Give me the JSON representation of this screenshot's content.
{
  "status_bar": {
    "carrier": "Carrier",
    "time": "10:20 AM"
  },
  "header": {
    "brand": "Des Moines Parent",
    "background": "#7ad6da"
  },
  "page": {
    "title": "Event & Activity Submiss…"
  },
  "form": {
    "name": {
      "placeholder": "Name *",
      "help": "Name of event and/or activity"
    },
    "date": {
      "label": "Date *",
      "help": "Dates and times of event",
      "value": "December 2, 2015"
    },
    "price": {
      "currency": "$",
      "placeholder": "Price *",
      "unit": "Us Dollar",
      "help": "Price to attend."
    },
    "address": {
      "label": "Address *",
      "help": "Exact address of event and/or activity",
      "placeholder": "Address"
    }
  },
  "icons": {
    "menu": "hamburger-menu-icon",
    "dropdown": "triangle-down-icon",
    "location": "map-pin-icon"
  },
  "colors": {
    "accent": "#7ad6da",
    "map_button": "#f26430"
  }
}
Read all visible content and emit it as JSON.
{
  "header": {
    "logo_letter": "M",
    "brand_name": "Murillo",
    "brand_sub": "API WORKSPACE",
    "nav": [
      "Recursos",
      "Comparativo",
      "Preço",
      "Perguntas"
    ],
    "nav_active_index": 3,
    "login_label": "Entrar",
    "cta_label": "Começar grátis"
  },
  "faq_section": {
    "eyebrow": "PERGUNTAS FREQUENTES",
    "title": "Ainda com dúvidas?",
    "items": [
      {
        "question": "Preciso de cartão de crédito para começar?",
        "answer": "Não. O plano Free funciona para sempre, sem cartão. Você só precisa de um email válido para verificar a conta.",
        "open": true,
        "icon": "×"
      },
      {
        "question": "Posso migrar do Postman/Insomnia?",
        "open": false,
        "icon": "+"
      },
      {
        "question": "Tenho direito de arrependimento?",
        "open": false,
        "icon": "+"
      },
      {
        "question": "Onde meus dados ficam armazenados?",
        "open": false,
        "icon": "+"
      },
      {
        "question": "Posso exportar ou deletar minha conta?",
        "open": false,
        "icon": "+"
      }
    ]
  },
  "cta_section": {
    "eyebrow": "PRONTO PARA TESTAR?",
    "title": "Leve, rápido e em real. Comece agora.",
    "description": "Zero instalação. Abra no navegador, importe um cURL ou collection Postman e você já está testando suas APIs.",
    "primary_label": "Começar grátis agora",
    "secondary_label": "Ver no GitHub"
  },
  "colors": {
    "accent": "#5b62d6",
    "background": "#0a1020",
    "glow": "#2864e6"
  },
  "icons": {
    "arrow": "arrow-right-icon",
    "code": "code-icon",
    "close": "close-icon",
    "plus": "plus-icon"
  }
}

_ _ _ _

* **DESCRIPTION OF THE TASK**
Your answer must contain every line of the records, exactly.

* **COMPLETED EXERCISE**
Give me the JSON representation of this screenshot's content.
{
  "status_bar": {
    "carrier": "Carrier",
    "time": "10:20 AM"
  },
  "header": {
    "brand": "Des Moines Parent",
    "background": "#7ad6da"
  },
  "page": {
    "title": "Event & Activity Submiss…"
  },
  "form": {
    "name": {
      "placeholder": "Name *",
      "help": "Name of event and/or activity"
    },
    "date": {
      "label": "Date *",
      "help": "Dates and times of event",
      "value": "December 2, 2015"
    },
    "price": {
      "currency": "$",
      "placeholder": "Price *",
      "unit": "Us Dollar",
      "help": "Price to attend."
    },
    "address": {
      "label": "Address *",
      "help": "Exact address of event and/or activity",
      "placeholder": "Address"
    }
  },
  "icons": {
    "menu": "hamburger-menu-icon",
    "dropdown": "triangle-down-icon",
    "location": "map-pin-icon"
  },
  "colors": {
    "accent": "#7ad6da",
    "map_button": "#f26430"
  }
}
Read all visible content and emit it as JSON.
{
  "header": {
    "logo_letter": "M",
    "brand_name": "Murillo",
    "brand_sub": "API WORKSPACE",
    "nav": [
      "Recursos",
      "Comparativo",
      "Preço",
      "Perguntas"
    ],
    "nav_active_index": 3,
    "login_label": "Entrar",
    "cta_label": "Começar grátis"
  },
  "faq_section": {
    "eyebrow": "PERGUNTAS FREQUENTES",
    "title": "Ainda com dúvidas?",
    "items": [
      {
        "question": "Preciso de cartão de crédito para começar?",
        "answer": "Não. O plano Free funciona para sempre, sem cartão. Você só precisa de um email válido para verificar a conta.",
        "open": true,
        "icon": "×"
      },
      {
        "question": "Posso migrar do Postman/Insomnia?",
        "open": false,
        "icon": "+"
      },
      {
        "question": "Tenho direito de arrependimento?",
        "open": false,
        "icon": "+"
      },
      {
        "question": "Onde meus dados ficam armazenados?",
        "open": false,
        "icon": "+"
      },
      {
        "question": "Posso exportar ou deletar minha conta?",
        "open": false,
        "icon": "+"
      }
    ]
  },
  "cta_section": {
    "eyebrow": "PRONTO PARA TESTAR?",
    "title": "Leve, rápido e em real. Comece agora.",
    "description": "Zero instalação. Abra no navegador, importe um cURL ou collection Postman e você já está testando suas APIs.",
    "primary_label": "Começar grátis agora",
    "secondary_label": "Ver no GitHub"
  },
  "colors": {
    "accent": "#5b62d6",
    "background": "#0a1020",
    "glow": "#2864e6"
  },
  "icons": {
    "arrow": "arrow-right-icon",
    "code": "code-icon",
    "close": "close-icon",
    "plus": "plus-icon"
  }
}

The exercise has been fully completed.